Bouteflika, who suffered a stroke in 2013 and is 77 years old, won with 81 percent of the vote, easily winning in a landslide over his main opponent Ali Benflis, who got 12 percent of the vote, according to The Associated Press.
Of the country's 23 million registered voters, election officials say that only about 51.7 percent showed up to cast their ballot. That number is a huge drop from 2009's election, which saw 75 percent of registered voters show up.
Over Bouteflika's four elections, he has managed to garner between 75 and 90 percent of the vote each time. The numbers have always been contested by his political opponents.
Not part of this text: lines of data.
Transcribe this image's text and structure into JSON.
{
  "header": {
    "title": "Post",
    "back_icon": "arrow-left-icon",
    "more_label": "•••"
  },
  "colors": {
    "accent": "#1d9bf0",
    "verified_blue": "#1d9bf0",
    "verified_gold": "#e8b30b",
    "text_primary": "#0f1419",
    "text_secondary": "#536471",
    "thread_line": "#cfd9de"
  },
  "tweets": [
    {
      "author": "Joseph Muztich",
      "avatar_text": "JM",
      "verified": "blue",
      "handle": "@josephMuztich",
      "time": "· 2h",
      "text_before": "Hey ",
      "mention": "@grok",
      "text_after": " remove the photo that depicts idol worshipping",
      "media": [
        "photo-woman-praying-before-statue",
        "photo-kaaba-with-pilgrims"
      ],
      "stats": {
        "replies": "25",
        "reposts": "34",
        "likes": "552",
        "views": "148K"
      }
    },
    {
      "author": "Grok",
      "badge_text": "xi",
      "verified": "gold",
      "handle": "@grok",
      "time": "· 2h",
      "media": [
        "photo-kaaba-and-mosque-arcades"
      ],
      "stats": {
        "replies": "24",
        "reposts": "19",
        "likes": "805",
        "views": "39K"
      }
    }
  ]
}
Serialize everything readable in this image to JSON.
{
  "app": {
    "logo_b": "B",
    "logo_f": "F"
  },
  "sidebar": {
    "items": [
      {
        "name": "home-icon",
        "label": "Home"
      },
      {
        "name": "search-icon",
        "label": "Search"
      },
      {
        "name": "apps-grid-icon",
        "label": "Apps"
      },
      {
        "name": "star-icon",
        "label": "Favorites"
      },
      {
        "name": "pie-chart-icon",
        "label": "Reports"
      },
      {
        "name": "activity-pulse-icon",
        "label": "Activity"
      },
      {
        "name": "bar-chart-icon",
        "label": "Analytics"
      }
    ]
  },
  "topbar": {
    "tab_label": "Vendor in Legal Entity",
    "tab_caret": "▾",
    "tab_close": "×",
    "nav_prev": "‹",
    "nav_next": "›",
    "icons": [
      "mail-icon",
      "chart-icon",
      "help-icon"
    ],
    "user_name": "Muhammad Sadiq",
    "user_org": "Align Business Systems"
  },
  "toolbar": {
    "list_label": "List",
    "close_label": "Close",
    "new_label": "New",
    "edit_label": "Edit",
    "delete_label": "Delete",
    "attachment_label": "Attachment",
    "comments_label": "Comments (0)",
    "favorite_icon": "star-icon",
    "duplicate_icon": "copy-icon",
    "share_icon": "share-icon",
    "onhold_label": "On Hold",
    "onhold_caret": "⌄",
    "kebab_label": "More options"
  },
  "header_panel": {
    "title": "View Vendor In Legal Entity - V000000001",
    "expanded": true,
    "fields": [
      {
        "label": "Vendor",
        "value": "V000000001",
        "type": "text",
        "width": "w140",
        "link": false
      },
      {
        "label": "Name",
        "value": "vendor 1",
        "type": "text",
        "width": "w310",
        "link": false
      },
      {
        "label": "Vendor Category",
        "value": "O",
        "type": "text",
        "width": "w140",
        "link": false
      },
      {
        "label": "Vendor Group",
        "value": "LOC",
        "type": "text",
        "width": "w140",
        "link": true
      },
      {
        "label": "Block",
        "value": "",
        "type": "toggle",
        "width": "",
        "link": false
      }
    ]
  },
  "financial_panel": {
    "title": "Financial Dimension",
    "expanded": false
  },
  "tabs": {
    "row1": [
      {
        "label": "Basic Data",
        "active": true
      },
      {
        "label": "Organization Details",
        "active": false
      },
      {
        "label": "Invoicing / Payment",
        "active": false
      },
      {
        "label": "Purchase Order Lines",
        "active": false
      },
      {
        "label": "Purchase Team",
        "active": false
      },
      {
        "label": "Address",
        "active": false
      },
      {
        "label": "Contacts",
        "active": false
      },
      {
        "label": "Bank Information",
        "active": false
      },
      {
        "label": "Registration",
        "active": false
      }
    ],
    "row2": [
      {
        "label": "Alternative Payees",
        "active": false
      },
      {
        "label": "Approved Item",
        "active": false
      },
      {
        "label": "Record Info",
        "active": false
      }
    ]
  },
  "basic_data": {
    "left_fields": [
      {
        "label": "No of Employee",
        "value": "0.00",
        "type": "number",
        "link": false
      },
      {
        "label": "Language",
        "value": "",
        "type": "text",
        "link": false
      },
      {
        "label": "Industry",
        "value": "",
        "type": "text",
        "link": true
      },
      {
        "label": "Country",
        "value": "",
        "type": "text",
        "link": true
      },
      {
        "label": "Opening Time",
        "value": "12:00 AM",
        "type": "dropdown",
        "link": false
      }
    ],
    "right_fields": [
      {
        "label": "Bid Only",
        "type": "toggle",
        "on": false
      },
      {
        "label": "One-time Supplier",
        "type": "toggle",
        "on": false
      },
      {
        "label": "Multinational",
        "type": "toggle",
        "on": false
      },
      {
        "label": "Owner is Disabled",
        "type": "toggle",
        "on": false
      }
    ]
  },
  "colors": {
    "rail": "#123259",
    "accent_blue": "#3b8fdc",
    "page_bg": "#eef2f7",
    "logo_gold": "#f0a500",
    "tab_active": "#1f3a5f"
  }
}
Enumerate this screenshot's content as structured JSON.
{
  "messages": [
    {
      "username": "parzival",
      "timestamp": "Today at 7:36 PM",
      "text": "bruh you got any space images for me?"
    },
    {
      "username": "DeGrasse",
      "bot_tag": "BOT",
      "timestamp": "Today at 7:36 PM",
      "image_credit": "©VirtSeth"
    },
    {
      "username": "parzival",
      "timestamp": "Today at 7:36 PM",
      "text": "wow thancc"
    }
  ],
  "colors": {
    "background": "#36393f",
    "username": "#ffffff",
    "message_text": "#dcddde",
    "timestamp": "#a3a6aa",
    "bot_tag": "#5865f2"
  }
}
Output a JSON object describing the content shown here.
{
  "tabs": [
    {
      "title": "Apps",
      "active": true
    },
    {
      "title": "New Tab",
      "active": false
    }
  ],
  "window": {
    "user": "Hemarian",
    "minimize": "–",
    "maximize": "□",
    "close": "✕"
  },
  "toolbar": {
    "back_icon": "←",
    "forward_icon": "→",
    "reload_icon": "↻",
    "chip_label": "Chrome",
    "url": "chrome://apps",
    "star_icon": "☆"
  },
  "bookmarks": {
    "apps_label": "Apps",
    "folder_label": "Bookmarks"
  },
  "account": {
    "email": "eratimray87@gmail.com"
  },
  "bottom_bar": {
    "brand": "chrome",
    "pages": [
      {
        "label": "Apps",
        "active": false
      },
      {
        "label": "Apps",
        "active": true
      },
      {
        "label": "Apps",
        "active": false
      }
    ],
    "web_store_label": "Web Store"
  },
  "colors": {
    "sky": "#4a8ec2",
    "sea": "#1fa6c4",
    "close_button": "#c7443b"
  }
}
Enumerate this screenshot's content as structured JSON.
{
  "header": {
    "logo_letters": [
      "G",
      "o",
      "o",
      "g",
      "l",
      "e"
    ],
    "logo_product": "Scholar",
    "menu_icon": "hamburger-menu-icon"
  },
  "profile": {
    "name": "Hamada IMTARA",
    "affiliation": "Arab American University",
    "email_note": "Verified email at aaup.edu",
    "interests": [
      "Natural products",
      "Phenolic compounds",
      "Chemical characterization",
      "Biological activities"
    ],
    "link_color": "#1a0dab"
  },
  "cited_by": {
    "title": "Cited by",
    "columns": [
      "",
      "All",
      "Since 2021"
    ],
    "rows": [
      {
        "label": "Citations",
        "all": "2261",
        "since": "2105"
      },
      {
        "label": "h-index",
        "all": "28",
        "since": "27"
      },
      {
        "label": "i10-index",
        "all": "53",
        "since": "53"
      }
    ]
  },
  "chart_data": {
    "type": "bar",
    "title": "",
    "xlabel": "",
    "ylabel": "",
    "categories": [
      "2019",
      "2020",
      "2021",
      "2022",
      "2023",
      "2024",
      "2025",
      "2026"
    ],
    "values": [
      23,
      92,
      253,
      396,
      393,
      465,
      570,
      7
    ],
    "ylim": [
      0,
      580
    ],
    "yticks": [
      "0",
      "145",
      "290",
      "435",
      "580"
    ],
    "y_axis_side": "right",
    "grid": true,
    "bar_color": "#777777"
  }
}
After the preliminary results were announced, Benflis rejected the vote, reports AFP. "Recognizing it would be complicit in fraud," he said. He insisted the results were because of "an alliance between fraud, suspicious money and the bought media."
The AP notes Interior Minister Taieb Belaiz dismissed Benflis' complaints noting it would be difficult to commit fraud due to how they count the vote. After explaining the procedure he said, "Anyone who can overcome all that, I salute their intelligence."
Younger citizens in the North African country haven't been all that happy with the country's direction with Bouteflika in power due to corruption, high unemployment and other issues. Rachid Tiemcani, a political analyst, predicted that Bouteflika's re-election could lead to increased instability in the nation as wall as "social discontent that will get worse."